# both modified:      jenkins_jobs/
# both modified:      jenkins_jobs/modules/
no changes added to commit (use "git add" and/or "git commit -a")

Depending on the type of conflict, you will could:

  • drop the local change

    Issuing git rebase --skip

  • edit conflicting code

    Change conflicting code in order to accommodate local changes to the new upstream code. You can later resume rebasing process issuing git rebase --continue

By default git-upstream should automatically be re-called as the final step of the rebasing process. Unless however you have used the option --no-merge as an argument to the import command.

In such cases, where you wish to subsequently finish, the import subcommand provides a --finish option to assist:

git checkout master
git upstream import --finish --import-branch import/0.5.0 0.5.0

Integration with Gerrit

You may want to use review with Gerrit the output of git-upstream, in order to perform tests, gating, etc.

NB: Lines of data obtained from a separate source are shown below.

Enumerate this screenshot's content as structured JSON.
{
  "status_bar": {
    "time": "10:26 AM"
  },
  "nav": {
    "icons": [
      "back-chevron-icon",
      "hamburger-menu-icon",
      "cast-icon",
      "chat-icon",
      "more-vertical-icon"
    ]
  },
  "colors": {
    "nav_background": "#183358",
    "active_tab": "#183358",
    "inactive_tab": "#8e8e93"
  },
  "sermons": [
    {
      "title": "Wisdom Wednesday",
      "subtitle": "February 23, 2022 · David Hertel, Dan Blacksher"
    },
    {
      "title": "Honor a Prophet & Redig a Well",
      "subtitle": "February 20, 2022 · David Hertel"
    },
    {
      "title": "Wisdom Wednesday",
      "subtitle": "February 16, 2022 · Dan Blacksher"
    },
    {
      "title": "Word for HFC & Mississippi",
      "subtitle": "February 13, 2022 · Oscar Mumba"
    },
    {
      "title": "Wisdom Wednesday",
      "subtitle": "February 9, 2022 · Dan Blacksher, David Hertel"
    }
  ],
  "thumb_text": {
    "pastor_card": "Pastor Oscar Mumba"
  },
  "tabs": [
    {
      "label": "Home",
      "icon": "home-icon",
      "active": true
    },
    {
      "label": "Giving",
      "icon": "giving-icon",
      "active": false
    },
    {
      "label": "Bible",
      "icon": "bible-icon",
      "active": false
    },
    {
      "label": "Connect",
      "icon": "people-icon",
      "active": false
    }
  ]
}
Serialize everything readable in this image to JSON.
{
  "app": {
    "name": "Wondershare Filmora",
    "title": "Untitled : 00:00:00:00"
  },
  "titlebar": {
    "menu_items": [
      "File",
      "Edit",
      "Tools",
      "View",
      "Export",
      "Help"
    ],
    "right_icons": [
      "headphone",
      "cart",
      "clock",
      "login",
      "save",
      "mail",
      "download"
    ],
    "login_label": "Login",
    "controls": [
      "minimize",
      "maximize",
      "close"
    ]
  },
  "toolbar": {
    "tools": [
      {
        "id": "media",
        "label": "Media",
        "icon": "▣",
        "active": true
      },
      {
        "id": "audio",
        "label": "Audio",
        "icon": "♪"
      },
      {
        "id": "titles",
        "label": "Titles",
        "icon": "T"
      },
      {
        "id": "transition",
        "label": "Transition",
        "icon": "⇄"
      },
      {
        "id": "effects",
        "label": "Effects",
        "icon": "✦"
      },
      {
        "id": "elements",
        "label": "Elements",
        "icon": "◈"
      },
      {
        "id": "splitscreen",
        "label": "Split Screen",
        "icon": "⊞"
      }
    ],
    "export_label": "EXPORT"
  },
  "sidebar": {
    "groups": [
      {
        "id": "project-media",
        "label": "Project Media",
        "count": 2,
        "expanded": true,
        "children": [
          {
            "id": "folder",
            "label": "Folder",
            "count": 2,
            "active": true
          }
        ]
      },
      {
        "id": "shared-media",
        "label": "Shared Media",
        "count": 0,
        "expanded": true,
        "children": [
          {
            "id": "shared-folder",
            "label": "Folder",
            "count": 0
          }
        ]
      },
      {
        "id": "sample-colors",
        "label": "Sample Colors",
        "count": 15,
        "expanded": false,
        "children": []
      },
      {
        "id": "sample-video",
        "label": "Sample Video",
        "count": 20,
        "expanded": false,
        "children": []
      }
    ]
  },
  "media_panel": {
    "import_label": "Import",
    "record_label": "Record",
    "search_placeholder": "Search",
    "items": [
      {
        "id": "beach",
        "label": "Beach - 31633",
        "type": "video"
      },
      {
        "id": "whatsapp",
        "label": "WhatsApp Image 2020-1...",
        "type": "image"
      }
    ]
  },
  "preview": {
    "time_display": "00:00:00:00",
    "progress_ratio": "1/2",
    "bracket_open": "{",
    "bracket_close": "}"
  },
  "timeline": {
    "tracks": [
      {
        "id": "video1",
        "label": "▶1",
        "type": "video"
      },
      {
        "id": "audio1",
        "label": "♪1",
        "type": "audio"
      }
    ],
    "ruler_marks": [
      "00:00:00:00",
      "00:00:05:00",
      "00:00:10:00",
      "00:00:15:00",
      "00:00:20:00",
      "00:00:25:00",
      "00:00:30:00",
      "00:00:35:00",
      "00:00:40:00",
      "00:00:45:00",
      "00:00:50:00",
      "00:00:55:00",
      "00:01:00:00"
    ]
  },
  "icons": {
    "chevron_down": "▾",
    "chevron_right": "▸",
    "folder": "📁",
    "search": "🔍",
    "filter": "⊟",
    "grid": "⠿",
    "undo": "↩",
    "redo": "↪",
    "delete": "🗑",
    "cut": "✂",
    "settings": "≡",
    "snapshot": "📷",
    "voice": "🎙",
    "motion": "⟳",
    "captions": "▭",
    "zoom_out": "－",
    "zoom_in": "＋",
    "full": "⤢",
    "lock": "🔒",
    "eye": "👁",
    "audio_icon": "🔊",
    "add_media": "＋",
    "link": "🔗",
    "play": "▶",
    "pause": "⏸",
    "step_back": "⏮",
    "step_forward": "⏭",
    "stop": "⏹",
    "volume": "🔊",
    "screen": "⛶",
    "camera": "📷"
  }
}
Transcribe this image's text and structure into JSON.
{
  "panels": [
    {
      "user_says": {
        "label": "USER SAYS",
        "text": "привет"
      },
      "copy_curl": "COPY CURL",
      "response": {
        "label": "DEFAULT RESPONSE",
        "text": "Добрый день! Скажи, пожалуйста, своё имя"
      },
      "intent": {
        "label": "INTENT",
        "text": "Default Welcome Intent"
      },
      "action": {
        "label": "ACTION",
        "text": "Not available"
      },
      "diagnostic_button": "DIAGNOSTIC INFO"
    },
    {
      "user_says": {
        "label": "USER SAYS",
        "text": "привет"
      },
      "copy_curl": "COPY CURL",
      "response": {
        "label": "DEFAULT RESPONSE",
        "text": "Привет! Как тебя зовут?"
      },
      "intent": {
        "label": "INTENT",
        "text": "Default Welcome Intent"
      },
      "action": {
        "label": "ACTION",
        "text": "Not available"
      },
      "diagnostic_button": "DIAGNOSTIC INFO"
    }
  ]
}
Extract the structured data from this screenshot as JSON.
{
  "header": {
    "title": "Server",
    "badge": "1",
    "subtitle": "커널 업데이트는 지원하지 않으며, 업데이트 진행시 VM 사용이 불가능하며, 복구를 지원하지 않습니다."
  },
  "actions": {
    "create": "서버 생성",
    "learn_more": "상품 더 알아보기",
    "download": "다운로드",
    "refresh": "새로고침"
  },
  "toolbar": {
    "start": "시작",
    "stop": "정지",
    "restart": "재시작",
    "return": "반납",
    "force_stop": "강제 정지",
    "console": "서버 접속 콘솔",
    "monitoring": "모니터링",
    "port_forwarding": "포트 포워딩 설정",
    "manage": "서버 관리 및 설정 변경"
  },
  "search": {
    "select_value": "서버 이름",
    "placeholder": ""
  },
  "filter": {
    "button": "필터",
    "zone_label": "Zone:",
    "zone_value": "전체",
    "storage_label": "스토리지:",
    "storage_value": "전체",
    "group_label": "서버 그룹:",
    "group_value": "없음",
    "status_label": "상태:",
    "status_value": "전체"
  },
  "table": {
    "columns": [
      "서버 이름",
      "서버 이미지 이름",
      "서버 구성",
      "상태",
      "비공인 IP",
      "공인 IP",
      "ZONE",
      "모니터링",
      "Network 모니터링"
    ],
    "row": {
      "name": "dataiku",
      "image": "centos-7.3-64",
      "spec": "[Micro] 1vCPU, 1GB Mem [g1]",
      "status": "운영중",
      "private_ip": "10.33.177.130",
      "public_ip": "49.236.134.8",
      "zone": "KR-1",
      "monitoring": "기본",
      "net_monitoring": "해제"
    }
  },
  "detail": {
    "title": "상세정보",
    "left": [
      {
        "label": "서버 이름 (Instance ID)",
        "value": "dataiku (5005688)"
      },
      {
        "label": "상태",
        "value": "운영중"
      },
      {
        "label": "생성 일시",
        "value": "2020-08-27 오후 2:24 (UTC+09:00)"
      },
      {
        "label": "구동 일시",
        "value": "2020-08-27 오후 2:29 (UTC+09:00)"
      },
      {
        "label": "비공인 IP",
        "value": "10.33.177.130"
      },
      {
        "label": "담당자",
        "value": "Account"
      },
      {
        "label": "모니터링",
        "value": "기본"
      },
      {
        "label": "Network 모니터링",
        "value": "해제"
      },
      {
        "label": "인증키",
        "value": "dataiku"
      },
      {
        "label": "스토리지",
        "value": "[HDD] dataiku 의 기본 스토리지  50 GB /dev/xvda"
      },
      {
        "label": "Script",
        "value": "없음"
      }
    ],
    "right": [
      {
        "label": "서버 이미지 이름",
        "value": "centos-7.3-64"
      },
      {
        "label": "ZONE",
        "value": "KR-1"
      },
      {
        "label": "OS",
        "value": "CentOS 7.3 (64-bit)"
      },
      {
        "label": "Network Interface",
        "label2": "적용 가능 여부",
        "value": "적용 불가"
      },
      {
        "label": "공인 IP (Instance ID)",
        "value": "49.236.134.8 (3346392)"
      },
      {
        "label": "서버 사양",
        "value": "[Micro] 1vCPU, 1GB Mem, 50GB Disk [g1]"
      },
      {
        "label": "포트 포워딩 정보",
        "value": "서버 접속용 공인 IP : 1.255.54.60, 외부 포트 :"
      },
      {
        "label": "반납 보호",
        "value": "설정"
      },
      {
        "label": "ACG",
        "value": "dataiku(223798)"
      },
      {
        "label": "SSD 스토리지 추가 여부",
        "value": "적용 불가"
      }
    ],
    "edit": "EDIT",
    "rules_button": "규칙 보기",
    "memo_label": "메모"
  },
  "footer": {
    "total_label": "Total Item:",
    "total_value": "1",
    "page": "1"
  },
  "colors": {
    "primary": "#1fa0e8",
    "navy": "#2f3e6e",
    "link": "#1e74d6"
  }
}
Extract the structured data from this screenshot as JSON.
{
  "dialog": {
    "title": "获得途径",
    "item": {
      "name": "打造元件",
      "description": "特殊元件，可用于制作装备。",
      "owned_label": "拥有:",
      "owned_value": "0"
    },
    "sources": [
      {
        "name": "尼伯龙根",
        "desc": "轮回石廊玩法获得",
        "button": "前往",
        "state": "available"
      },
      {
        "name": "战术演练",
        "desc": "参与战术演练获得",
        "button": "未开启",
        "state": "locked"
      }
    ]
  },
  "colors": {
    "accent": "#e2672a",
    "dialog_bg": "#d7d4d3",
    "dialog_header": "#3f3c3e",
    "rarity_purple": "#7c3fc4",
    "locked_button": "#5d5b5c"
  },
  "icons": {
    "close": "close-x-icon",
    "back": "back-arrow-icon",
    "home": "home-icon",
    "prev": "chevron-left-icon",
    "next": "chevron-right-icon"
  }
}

You have 2 options for doing that:

Re-review every new commit

In this case we want to review every new commit (since the last import). In order to do so, use the --no-merge flag of git-upstream import command, and:

git checkout import-xxxxx
git push gerrit import-xxxxx-base:import-xxxxx
git review import-xxxxx

If there is more than one new commit, git-review will ask to confirm the submission of multiple changes.

Re-review only the final merge commit

This would be possible by using the --import-branch option of import command and pushing directly (i.e.: bypassing Gerrit) the new branch to the local repo. For instance:

TIMESTAMP=$(date +"%Y%m%d%H%M%s")
git upstream import --import-branch "import/import-$TIMESTAMP" upstream/master
git push gerrit import/import-$TIMESTAMP:import/import-$TIMESTAMP

Then, create a valid Change-Id for the merge commit

git commit --amend -C HEAD --no-edit

Locally, git-review will still complain about the presence of N+M commits which would be committed BUT on the remote side all those commits will be recognised as already present in one of the two branch involved in the merge.

git review -R -y master